◆ WORK TO COMPLETE
Could you print each of the records below exactly?

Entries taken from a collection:
[Start of section]
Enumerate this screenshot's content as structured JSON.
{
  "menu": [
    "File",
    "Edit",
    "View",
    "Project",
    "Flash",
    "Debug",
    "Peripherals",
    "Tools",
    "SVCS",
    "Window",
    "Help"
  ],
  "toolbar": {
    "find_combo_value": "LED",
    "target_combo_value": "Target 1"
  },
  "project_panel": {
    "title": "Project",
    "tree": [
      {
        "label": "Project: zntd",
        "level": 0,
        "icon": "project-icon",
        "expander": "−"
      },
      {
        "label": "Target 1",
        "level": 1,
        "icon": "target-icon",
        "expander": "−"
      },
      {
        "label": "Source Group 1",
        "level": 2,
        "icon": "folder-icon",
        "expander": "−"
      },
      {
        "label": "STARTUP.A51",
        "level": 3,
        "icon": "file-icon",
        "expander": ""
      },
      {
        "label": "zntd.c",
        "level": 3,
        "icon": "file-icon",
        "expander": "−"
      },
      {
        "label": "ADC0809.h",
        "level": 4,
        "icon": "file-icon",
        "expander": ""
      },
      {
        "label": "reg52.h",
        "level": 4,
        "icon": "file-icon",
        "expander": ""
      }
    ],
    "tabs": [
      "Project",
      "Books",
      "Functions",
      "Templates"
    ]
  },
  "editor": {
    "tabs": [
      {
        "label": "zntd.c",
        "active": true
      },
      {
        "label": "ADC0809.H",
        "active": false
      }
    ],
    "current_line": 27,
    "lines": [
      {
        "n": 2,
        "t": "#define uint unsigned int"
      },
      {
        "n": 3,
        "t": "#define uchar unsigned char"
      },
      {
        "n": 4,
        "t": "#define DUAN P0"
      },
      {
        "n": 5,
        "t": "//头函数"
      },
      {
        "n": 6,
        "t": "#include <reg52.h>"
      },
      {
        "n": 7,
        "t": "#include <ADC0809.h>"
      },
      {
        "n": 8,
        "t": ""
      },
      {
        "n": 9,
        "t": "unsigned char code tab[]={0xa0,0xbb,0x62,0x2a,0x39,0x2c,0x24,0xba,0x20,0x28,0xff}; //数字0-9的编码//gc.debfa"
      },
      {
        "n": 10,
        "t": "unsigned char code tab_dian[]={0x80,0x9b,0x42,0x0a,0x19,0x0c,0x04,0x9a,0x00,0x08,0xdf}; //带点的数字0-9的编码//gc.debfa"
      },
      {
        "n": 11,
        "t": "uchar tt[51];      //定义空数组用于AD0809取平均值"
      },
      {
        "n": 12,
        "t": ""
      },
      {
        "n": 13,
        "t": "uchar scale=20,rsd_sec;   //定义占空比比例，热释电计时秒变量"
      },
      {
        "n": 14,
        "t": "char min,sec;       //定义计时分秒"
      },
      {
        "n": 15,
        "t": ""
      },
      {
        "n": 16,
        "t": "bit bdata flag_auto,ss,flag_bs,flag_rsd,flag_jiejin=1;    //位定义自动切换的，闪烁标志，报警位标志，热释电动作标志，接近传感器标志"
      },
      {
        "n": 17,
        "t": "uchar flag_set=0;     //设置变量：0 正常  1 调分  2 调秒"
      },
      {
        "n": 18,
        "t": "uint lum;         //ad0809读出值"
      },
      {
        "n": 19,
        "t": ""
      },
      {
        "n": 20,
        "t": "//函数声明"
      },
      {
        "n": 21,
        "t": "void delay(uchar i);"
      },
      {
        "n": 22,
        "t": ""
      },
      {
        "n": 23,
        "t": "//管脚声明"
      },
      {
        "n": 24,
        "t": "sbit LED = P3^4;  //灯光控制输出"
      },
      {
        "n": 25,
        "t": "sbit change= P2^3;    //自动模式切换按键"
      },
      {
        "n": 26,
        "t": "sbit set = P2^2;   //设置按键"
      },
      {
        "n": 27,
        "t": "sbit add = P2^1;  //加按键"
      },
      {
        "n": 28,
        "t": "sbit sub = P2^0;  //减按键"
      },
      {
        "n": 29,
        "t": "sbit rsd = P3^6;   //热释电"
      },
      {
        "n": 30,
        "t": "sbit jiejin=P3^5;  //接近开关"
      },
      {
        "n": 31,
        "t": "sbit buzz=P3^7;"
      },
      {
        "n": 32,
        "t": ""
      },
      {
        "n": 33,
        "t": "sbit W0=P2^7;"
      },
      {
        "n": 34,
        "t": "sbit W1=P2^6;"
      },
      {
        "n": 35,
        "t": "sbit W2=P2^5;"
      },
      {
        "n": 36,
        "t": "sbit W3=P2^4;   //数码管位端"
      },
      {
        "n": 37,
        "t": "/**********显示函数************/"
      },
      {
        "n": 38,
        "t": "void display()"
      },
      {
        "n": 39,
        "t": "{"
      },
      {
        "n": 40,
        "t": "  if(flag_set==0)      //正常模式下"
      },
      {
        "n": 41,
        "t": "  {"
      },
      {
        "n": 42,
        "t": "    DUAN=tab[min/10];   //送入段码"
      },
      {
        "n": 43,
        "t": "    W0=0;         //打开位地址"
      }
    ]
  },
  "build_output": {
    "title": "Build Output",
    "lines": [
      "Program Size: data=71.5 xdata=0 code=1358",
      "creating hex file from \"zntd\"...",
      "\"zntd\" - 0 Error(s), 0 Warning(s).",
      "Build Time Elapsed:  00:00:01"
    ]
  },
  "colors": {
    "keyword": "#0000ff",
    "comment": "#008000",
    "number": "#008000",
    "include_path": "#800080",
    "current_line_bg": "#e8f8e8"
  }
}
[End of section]
◆ ANSWER TO THIS EXERCISE
Enumerate this screenshot's content as structured JSON.
{
  "menu": [
    "File",
    "Edit",
    "View",
    "Project",
    "Flash",
    "Debug",
    "Peripherals",
    "Tools",
    "SVCS",
    "Window",
    "Help"
  ],
  "toolbar": {
    "find_combo_value": "LED",
    "target_combo_value": "Target 1"
  },
  "project_panel": {
    "title": "Project",
    "tree": [
      {
        "label": "Project: zntd",
        "level": 0,
        "icon": "project-icon",
        "expander": "−"
      },
      {
        "label": "Target 1",
        "level": 1,
        "icon": "target-icon",
        "expander": "−"
      },
      {
        "label": "Source Group 1",
        "level": 2,
        "icon": "folder-icon",
        "expander": "−"
      },
      {
        "label": "STARTUP.A51",
        "level": 3,
        "icon": "file-icon",
        "expander": ""
      },
      {
        "label": "zntd.c",
        "level": 3,
        "icon": "file-icon",
        "expander": "−"
      },
      {
        "label": "ADC0809.h",
        "level": 4,
        "icon": "file-icon",
        "expander": ""
      },
      {
        "label": "reg52.h",
        "level": 4,
        "icon": "file-icon",
        "expander": ""
      }
    ],
    "tabs": [
      "Project",
      "Books",
      "Functions",
      "Templates"
    ]
  },
  "editor": {
    "tabs": [
      {
        "label": "zntd.c",
        "active": true
      },
      {
        "label": "ADC0809.H",
        "active": false
      }
    ],
    "current_line": 27,
    "lines": [
      {
        "n": 2,
        "t": "#define uint unsigned int"
      },
      {
        "n": 3,
        "t": "#define uchar unsigned char"
      },
      {
        "n": 4,
        "t": "#define DUAN P0"
      },
      {
        "n": 5,
        "t": "//头函数"
      },
      {
        "n": 6,
        "t": "#include <reg52.h>"
      },
      {
        "n": 7,
        "t": "#include <ADC0809.h>"
      },
      {
        "n": 8,
        "t": ""
      },
      {
        "n": 9,
        "t": "unsigned char code tab[]={0xa0,0xbb,0x62,0x2a,0x39,0x2c,0x24,0xba,0x20,0x28,0xff}; //数字0-9的编码//gc.debfa"
      },
      {
        "n": 10,
        "t": "unsigned char code tab_dian[]={0x80,0x9b,0x42,0x0a,0x19,0x0c,0x04,0x9a,0x00,0x08,0xdf}; //带点的数字0-9的编码//gc.debfa"
      },
      {
        "n": 11,
        "t": "uchar tt[51];      //定义空数组用于AD0809取平均值"
      },
      {
        "n": 12,
        "t": ""
      },
      {
        "n": 13,
        "t": "uchar scale=20,rsd_sec;   //定义占空比比例，热释电计时秒变量"
      },
      {
        "n": 14,
        "t": "char min,sec;       //定义计时分秒"
      },
      {
        "n": 15,
        "t": ""
      },
      {
        "n": 16,
        "t": "bit bdata flag_auto,ss,flag_bs,flag_rsd,flag_jiejin=1;    //位定义自动切换的，闪烁标志，报警位标志，热释电动作标志，接近传感器标志"
      },
      {
        "n": 17,
        "t": "uchar flag_set=0;     //设置变量：0 正常  1 调分  2 调秒"
      },
      {
        "n": 18,
        "t": "uint lum;         //ad0809读出值"
      },
      {
        "n": 19,
        "t": ""
      },
      {
        "n": 20,
        "t": "//函数声明"
      },
      {
        "n": 21,
        "t": "void delay(uchar i);"
      },
      {
        "n": 22,
        "t": ""
      },
      {
        "n": 23,
        "t": "//管脚声明"
      },
      {
        "n": 24,
        "t": "sbit LED = P3^4;  //灯光控制输出"
      },
      {
        "n": 25,
        "t": "sbit change= P2^3;    //自动模式切换按键"
      },
      {
        "n": 26,
        "t": "sbit set = P2^2;   //设置按键"
      },
      {
        "n": 27,
        "t": "sbit add = P2^1;  //加按键"
      },
      {
        "n": 28,
        "t": "sbit sub = P2^0;  //减按键"
      },
      {
        "n": 29,
        "t": "sbit rsd = P3^6;   //热释电"
      },
      {
        "n": 30,
        "t": "sbit jiejin=P3^5;  //接近开关"
      },
      {
        "n": 31,
        "t": "sbit buzz=P3^7;"
      },
      {
        "n": 32,
        "t": ""
      },
      {
        "n": 33,
        "t": "sbit W0=P2^7;"
      },
      {
        "n": 34,
        "t": "sbit W1=P2^6;"
      },
      {
        "n": 35,
        "t": "sbit W2=P2^5;"
      },
      {
        "n": 36,
        "t": "sbit W3=P2^4;   //数码管位端"
      },
      {
        "n": 37,
        "t": "/**********显示函数************/"
      },
      {
        "n": 38,
        "t": "void display()"
      },
      {
        "n": 39,
        "t": "{"
      },
      {
        "n": 40,
        "t": "  if(flag_set==0)      //正常模式下"
      },
      {
        "n": 41,
        "t": "  {"
      },
      {
        "n": 42,
        "t": "    DUAN=tab[min/10];   //送入段码"
      },
      {
        "n": 43,
        "t": "    W0=0;         //打开位地址"
      }
    ]
  },
  "build_output": {
    "title": "Build Output",
    "lines": [
      "Program Size: data=71.5 xdata=0 code=1358",
      "creating hex file from \"zntd\"...",
      "\"zntd\" - 0 Error(s), 0 Warning(s).",
      "Build Time Elapsed:  00:00:01"
    ]
  },
  "colors": {
    "keyword": "#0000ff",
    "comment": "#008000",
    "number": "#008000",
    "include_path": "#800080",
    "current_line_bg": "#e8f8e8"
  }
}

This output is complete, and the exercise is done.